On 11 February 1946 Wollongong (I) paid off at Sydney in preparation for transfer to the Royal Netherlands Navy. She had steamed more than a quarter of a million miles during her commission with the Royal Australian Navy.

Renamed Banda, she served with the Royal Netherlands Navy until April 1950 when she was handed over to the newly created Indonesian Navy, being renamed Radjawali. ‘Jane’s Fighting Ships’ reported that Radjawali arrived at Hong Kong in April 1968 for scrapping.

Note: This video is hosted on YouTube. Department of Defence users will not be able to view this video on the Defence Protected Network.
This cine film has been placed online as part of the Sea Power Centre - Australia’s ongoing archival digitisation program.

Ex-HMAS Wollongong in service in the Netherlands Navy as the Banda.
Ex-HMAS Wollongong in service in the Netherlands Navy as the Banda.

Further reading
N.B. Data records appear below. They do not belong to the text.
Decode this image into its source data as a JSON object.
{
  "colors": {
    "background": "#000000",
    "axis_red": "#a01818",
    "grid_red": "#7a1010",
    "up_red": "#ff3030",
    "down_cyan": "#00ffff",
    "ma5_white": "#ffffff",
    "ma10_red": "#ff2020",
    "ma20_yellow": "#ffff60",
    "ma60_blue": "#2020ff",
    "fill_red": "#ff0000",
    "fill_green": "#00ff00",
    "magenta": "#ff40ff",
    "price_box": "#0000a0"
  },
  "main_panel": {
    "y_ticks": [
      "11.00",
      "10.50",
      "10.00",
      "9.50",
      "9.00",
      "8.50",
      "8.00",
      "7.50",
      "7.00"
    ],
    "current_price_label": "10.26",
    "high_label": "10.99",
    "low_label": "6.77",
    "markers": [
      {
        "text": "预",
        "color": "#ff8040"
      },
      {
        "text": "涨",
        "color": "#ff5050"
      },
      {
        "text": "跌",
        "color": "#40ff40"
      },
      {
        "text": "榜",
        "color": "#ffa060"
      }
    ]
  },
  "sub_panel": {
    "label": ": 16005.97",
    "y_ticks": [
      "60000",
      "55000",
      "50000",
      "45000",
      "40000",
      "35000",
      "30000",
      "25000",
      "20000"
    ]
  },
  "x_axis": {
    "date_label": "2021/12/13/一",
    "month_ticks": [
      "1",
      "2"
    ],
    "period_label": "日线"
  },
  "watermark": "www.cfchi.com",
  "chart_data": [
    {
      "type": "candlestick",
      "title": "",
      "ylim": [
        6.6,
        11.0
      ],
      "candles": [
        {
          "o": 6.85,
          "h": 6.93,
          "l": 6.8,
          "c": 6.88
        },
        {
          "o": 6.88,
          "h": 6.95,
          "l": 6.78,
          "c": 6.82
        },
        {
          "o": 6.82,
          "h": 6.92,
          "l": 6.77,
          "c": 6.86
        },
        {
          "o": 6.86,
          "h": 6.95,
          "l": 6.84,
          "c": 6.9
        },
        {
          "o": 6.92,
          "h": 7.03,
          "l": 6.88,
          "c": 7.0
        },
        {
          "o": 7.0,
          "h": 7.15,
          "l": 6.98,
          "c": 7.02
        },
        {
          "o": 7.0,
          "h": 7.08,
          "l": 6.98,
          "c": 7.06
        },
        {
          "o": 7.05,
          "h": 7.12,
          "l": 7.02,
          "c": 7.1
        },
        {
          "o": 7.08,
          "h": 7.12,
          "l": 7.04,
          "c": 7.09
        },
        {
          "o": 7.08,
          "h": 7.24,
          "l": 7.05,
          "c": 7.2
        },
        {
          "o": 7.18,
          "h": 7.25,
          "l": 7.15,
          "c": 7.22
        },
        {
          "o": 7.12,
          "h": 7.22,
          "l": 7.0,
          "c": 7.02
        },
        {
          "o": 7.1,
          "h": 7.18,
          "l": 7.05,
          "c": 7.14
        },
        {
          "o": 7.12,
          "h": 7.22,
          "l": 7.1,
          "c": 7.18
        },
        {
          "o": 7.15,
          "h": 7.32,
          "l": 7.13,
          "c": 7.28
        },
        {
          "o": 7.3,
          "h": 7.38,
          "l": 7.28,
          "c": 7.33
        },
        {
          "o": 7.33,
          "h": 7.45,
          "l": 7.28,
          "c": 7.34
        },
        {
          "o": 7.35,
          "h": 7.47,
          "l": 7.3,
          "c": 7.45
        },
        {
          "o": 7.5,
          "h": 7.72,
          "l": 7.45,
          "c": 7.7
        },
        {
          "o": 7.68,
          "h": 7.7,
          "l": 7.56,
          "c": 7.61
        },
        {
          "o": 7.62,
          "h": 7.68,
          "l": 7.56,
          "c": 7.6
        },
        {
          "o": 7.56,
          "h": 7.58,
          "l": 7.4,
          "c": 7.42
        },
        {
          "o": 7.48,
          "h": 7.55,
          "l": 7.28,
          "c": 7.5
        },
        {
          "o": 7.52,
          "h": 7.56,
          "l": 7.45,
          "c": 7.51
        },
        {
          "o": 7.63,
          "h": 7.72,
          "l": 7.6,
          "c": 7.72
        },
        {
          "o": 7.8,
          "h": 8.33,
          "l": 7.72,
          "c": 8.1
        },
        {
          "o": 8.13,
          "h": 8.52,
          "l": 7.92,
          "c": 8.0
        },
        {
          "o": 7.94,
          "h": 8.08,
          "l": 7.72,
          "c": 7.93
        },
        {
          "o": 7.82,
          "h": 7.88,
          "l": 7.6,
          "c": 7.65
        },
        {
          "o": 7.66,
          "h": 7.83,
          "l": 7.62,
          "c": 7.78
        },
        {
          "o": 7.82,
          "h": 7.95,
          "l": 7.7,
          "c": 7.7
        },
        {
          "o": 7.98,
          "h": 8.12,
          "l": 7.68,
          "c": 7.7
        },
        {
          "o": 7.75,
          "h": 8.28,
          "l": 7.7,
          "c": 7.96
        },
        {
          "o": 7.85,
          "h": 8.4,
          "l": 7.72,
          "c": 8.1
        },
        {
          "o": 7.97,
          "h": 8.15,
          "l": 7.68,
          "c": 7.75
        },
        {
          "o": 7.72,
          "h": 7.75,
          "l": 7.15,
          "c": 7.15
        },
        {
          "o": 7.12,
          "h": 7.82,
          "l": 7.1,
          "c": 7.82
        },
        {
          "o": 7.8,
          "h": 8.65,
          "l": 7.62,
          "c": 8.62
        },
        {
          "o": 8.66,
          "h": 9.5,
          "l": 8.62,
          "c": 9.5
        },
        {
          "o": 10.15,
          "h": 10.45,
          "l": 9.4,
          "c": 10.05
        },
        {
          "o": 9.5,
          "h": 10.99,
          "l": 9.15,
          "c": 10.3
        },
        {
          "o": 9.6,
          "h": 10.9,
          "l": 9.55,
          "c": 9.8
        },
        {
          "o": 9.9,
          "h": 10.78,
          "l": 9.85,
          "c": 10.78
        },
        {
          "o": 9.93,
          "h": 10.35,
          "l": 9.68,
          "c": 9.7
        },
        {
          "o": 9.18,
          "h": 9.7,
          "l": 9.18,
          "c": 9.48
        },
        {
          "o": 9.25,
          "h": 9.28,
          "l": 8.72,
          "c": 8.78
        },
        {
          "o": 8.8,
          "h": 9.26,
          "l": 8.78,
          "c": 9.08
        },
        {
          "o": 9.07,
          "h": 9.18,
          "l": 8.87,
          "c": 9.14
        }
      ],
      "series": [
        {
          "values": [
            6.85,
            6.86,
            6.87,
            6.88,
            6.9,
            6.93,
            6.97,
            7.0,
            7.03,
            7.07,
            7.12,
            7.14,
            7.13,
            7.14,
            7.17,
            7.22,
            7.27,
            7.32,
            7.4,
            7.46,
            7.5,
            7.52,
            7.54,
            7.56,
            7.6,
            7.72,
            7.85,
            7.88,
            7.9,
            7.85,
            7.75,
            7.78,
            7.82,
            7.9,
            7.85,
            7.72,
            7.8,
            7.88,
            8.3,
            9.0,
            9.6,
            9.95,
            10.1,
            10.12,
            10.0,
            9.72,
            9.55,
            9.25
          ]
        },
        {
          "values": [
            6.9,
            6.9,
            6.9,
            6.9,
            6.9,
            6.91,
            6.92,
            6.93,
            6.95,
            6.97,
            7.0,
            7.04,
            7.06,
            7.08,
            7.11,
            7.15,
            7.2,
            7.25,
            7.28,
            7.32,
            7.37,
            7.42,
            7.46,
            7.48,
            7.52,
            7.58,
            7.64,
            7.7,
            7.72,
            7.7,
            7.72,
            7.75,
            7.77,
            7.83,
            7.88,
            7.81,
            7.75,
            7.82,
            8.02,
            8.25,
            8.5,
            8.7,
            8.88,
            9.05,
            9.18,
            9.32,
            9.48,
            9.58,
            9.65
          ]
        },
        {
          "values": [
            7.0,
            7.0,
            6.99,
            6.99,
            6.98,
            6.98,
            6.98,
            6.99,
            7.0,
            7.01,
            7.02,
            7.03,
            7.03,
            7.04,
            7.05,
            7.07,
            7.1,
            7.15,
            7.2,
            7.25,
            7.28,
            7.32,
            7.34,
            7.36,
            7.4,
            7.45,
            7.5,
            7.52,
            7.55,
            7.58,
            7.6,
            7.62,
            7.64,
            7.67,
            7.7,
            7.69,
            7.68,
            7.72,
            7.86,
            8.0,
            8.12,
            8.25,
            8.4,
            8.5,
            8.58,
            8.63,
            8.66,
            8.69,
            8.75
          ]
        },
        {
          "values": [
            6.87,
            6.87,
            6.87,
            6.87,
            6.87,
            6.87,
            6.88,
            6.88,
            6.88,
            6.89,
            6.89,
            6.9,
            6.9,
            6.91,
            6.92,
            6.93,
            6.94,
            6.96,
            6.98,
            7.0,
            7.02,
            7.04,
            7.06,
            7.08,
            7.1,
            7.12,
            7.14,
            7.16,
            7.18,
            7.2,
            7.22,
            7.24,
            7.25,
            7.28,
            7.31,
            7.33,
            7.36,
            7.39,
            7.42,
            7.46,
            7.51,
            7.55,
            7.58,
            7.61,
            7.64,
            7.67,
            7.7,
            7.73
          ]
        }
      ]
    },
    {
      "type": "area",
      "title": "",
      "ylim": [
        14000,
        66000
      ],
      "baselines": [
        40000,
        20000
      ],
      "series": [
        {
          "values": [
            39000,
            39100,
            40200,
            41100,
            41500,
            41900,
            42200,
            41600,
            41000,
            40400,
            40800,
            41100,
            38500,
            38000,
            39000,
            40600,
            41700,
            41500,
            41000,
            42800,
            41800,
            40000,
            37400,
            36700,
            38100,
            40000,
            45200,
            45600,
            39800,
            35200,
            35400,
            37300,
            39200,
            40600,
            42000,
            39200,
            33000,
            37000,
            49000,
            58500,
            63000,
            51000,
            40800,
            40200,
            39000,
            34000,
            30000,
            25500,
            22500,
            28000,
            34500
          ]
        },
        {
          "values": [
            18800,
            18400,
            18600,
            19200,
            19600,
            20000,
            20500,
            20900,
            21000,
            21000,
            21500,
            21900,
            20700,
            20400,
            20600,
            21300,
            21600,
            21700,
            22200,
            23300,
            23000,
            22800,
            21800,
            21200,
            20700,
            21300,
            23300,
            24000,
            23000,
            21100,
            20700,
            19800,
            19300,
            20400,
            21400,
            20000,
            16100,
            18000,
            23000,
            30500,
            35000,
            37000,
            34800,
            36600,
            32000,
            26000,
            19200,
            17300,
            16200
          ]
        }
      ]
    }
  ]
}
  • The Corvettes: Forgotten Ships of the Royal Australian Navy, by Iris Nesdale - published by the Author, October, 1982.
  • Corvettes - Little Ships for Big Men, by Frank B Walker - published by Kingfisher Press, NSW, 1996.
  • The Australian Centenary History of Defence Volume III, The Royal Australian Navy, Edited by David Stevens, Oxford University Press, South Melbourne, Victoria, Australia, 2001.